(Data extract Opens)

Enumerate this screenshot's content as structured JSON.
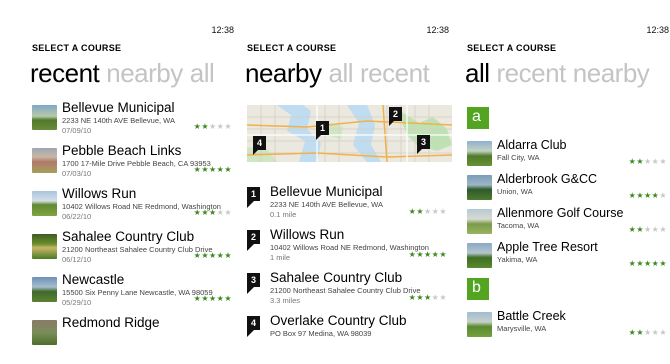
{
  "screens": [
    {
      "clock": "12:38",
      "app_title": "SELECT A COURSE",
      "pivot": [
        "recent",
        "nearby",
        "all"
      ],
      "items": [
        {
          "name": "Bellevue Municipal",
          "address": "2233 NE 140th AVE Bellevue, WA",
          "date": "07/09/10",
          "rating": 2,
          "thumb": "course-thumbnail"
        },
        {
          "name": "Pebble Beach Links",
          "address": "1700 17-Mile Drive Pebble Beach, CA 93953",
          "date": "07/03/10",
          "rating": 5,
          "thumb": "course-thumbnail"
        },
        {
          "name": "Willows Run",
          "address": "10402 Willows Road NE Redmond, Washington",
          "date": "06/22/10",
          "rating": 3,
          "thumb": "course-thumbnail"
        },
        {
          "name": "Sahalee Country Club",
          "address": "21200 Northeast Sahalee Country Club Drive",
          "date": "06/12/10",
          "rating": 5,
          "thumb": "course-thumbnail"
        },
        {
          "name": "Newcastle",
          "address": "15500 Six Penny Lane Newcastle, WA 98059",
          "date": "05/29/10",
          "rating": 5,
          "thumb": "course-thumbnail"
        },
        {
          "name": "Redmond Ridge",
          "address": "",
          "date": "",
          "rating": 0,
          "thumb": "course-thumbnail"
        }
      ]
    },
    {
      "clock": "12:38",
      "app_title": "SELECT A COURSE",
      "pivot": [
        "nearby",
        "all",
        "recent"
      ],
      "map_pins": [
        "1",
        "2",
        "3",
        "4"
      ],
      "items": [
        {
          "num": "1",
          "name": "Bellevue Municipal",
          "address": "2233 NE 140th AVE Bellevue, WA",
          "distance": "0.1 mile",
          "rating": 2
        },
        {
          "num": "2",
          "name": "Willows Run",
          "address": "10402 Willows Road NE Redmond, Washington",
          "distance": "1 mile",
          "rating": 5
        },
        {
          "num": "3",
          "name": "Sahalee Country Club",
          "address": "21200 Northeast Sahalee Country Club Drive",
          "distance": "3.3 miles",
          "rating": 3
        },
        {
          "num": "4",
          "name": "Overlake Country Club",
          "address": "PO Box 97 Medina, WA 98039",
          "distance": "",
          "rating": 0
        }
      ]
    },
    {
      "clock": "12:38",
      "app_title": "SELECT A COURSE",
      "pivot": [
        "all",
        "recent",
        "nearby"
      ],
      "groups": [
        {
          "letter": "a",
          "items": [
            {
              "name": "Aldarra Club",
              "location": "Fall City, WA",
              "rating": 2
            },
            {
              "name": "Alderbrook G&CC",
              "location": "Union, WA",
              "rating": 4
            },
            {
              "name": "Allenmore Golf Course",
              "location": "Tacoma, WA",
              "rating": 2
            },
            {
              "name": "Apple Tree Resort",
              "location": "Yakima, WA",
              "rating": 5
            }
          ]
        },
        {
          "letter": "b",
          "items": [
            {
              "name": "Battle Creek",
              "location": "Marysville, WA",
              "rating": 2
            }
          ]
        }
      ]
    }
  ],
  "colors": {
    "accent": "#52a421",
    "star_on": "#3b8a1c",
    "star_off": "#c8c8c8",
    "inactive_pivot": "#c4c4c4"
  }
}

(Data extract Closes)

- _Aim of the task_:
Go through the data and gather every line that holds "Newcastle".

- _Exercise result_:
          "name": "Newcastle",
          "address": "15500 Six Penny Lane Newcastle, WA 98059",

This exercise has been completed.